Not much is publicly known about Joe Bird outside of his connection to the basketball legend he and Georgia produced. Born in the French Lick town of Indiana, where he raised Larry, Joe was a construction worker who also served in the Korean War. While Joe was proud of the basketball star his son became, Larry’s early basketball career wasn’t a top priority for him. Larry had said his dad didn’t go to many of his basketball games when the Boston Celtics legend played in high school, including when Larry broke the Orange County scoring record. To Joe’s credit, he did walk from home to the arena where his son was making history because the family didn’t own a car, and Larry’s uncle called Joe at halftime to implore him to find a way to watch his son’s historical performance.
Joe also wasn’t the best partner to Larry’s mother. Joe and Georgia divorced while Larry was in high school and had an acrimonious relationship, partly due to Joe’s lateness on child support payments. Joe also suffered from alcoholism and had a hard time keeping a job. In a memoir, Georgia’s sister, Virginia Smith, spoke about Joe’s physical abuse, recounting when Joe left Georgia with a black eye while she was pregnant. Larry’s relationship with his father was complicated until Joe’s tragic death while Larry was still in high school.
How did Larry Bird’s dad die?

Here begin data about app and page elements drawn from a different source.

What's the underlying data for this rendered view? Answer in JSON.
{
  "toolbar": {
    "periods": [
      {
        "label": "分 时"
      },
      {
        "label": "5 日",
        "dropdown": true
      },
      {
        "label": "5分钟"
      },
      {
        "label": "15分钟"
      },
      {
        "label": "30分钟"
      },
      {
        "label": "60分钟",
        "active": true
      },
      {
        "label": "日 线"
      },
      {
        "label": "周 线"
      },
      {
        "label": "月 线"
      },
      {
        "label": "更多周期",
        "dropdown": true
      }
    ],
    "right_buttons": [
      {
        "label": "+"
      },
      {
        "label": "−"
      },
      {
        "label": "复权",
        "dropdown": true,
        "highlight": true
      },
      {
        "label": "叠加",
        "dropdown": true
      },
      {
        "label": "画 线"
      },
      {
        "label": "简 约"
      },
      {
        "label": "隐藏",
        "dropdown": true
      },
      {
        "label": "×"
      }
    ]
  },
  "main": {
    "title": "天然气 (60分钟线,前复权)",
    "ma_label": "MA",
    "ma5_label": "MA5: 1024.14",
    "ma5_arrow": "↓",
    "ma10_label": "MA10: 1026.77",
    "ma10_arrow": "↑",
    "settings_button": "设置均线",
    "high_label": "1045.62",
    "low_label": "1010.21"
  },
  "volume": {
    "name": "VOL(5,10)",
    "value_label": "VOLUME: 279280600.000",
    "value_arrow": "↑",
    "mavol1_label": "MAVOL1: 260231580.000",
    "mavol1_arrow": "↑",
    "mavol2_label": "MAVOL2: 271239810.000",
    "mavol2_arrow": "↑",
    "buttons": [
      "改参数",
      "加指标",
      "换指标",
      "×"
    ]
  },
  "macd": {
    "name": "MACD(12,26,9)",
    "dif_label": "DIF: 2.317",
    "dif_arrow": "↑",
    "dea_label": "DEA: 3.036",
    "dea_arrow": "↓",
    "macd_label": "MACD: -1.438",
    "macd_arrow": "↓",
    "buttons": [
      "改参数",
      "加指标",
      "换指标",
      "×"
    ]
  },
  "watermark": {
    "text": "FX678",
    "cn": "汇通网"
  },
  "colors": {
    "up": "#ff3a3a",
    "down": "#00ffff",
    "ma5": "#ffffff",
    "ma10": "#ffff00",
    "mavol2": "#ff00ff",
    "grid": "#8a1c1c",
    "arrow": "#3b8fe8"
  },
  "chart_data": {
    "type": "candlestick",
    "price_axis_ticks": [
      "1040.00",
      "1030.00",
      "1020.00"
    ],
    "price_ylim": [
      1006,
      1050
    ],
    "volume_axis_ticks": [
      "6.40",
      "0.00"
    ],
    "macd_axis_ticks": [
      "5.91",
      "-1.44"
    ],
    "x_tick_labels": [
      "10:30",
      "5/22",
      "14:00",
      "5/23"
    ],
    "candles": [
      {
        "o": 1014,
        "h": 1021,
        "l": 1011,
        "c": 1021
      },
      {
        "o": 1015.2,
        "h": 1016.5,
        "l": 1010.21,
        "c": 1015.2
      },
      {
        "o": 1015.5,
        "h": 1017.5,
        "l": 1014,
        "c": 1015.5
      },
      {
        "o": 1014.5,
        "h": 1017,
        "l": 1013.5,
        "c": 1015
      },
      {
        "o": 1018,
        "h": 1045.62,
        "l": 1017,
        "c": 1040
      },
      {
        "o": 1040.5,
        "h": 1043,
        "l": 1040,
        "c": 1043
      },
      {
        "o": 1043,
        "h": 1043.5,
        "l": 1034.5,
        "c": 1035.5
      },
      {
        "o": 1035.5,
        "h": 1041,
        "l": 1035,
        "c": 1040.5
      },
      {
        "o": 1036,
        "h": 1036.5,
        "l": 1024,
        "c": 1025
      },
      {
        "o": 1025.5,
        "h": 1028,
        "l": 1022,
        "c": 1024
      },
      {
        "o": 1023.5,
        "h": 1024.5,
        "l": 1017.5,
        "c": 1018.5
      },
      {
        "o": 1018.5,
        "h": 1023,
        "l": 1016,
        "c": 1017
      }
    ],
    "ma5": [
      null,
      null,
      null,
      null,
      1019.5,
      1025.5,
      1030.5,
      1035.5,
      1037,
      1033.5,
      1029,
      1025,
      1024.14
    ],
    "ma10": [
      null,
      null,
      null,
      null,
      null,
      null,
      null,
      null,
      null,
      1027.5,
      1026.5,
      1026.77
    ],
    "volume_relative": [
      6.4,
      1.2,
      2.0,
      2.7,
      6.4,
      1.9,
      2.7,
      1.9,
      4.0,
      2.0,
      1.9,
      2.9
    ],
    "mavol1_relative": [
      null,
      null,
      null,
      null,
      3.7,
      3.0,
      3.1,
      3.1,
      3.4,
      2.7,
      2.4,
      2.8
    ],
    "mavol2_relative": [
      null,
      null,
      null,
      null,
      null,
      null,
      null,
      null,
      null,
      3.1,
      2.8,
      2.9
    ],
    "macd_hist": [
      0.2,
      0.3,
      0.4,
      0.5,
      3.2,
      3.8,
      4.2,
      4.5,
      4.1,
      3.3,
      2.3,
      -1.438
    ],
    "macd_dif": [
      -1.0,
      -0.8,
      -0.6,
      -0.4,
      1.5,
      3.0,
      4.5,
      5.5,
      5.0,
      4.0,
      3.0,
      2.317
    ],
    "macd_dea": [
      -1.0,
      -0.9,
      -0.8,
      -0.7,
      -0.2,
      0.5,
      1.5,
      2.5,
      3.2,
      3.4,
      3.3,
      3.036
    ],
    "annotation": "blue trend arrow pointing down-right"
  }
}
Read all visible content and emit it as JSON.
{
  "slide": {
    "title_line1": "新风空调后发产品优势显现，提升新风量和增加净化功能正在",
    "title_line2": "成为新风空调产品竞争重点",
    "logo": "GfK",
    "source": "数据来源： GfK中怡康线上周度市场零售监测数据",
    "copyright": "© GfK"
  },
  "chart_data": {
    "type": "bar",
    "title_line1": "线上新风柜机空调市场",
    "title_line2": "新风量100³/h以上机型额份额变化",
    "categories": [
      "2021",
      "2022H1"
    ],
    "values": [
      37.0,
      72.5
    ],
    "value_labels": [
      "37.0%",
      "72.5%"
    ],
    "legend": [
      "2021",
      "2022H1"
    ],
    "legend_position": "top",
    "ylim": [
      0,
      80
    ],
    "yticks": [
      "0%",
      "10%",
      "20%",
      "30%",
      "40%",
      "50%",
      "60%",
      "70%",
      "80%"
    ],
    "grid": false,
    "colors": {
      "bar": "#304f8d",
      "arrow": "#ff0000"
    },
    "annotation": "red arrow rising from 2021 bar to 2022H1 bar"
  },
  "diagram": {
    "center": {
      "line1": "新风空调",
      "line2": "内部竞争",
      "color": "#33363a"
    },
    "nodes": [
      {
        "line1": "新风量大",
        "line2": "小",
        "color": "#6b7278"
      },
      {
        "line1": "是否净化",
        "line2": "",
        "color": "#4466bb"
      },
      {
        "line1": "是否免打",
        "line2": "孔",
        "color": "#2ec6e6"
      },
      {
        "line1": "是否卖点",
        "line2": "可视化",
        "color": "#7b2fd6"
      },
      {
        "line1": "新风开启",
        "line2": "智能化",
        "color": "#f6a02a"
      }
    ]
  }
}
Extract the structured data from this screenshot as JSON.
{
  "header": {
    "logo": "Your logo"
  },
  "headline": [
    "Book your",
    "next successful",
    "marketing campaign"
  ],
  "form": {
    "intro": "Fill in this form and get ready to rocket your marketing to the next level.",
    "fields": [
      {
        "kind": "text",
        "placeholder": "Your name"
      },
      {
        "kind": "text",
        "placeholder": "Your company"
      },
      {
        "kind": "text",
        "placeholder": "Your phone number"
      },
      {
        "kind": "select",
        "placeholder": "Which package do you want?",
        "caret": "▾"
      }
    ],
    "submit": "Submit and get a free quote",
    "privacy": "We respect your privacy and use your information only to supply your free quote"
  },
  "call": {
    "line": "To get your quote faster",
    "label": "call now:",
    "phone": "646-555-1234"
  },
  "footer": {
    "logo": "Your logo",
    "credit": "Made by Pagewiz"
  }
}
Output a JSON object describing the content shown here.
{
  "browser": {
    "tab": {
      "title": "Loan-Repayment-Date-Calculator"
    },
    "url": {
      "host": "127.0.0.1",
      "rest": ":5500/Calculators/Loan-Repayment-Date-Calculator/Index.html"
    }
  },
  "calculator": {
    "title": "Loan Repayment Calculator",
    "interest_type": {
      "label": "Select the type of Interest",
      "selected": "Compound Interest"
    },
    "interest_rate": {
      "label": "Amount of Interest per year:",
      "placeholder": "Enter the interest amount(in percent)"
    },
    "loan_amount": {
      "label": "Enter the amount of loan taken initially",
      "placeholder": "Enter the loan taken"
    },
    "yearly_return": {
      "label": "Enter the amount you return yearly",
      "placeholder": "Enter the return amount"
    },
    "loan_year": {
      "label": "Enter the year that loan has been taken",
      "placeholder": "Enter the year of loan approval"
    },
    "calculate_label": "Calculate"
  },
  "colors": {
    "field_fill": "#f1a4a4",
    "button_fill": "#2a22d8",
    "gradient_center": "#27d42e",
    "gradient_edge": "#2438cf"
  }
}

In February 1975, Joe surprisingly shot himself in the head with a shotgun after a police officer showed up at his home looking for child support. Joe told the officer to return later in the afternoon. According to Indianapolis Monthly, shortly before he took his own life, Joe called his ex-wife to tell her the family would be better without him. Moments after putting the phone down, Joe died by suicide.
Larry’s best friends recall the basketball phenom not being open to talking much about his father’s death, a stance that continued for decades. Larry has been on record detailing his father’s influence, but has rarely discussed his death publicly. In a 2015 interview with Indianapolis Monthly, Bird opened up about his disappointment in his father’s decision to take his life, a feeling that hadn’t changed in the decades since. “I sort of always felt my dad gave up on not only himself but us kids,” Bird said. “I still had two younger brothers at home and a mom. That’s the way I looked at it then and the way I look at it now. I handled it pretty good, I think.”
How did Winning Time‘s portrayal match with reality?
In a sign of the show’s growing maturity, Winning Time eschewed the frat house humor and dramatic exaggerations of the first season to depict Larry’s love of his father with tenderness and sorrow. While Joe’s death in Winning Time isn’t identical to what is publicly known about his actual death, the show chose key details to contextualize the traumatic moment properly. In the episode, Joe and Larry address Joe’s child support payment delinquency and antagonistic relationship with Larry’s mother. But, before his death, we don’t see Joe call his ex-wife to inform her the family would be better off without him. Instead, when Larry visits his father in his shed, Joe tells his son the family would be in a better place if he were no longer around.
The biggest dramatization of Joe’s death was how Larry found out. In the episode, one of the town’s police officers relays the message that something bad had happened to his father. When Larry comes into the shed where he and his father shared memories, Joe’s lifeless body is seen lying face first on the floor as the police and coroner remove both his body and the shotgun used. We don’t know how Larry found out about his father’s death. But, regardless of how Winning Time drove it home, the death of Larry’s dad hit a nerve in its viewers that could be a sign of where the show is going in the future.
Keith Nelson is a writer by fate and journalist by passion, who has connected dots to form the bigger picture for Men’s Health, Vibe Magazine, LEVEL MAG, REVOLT TV, Complex, Grammys.com, Red Bull, Okayplayer, and Mic, to name a few.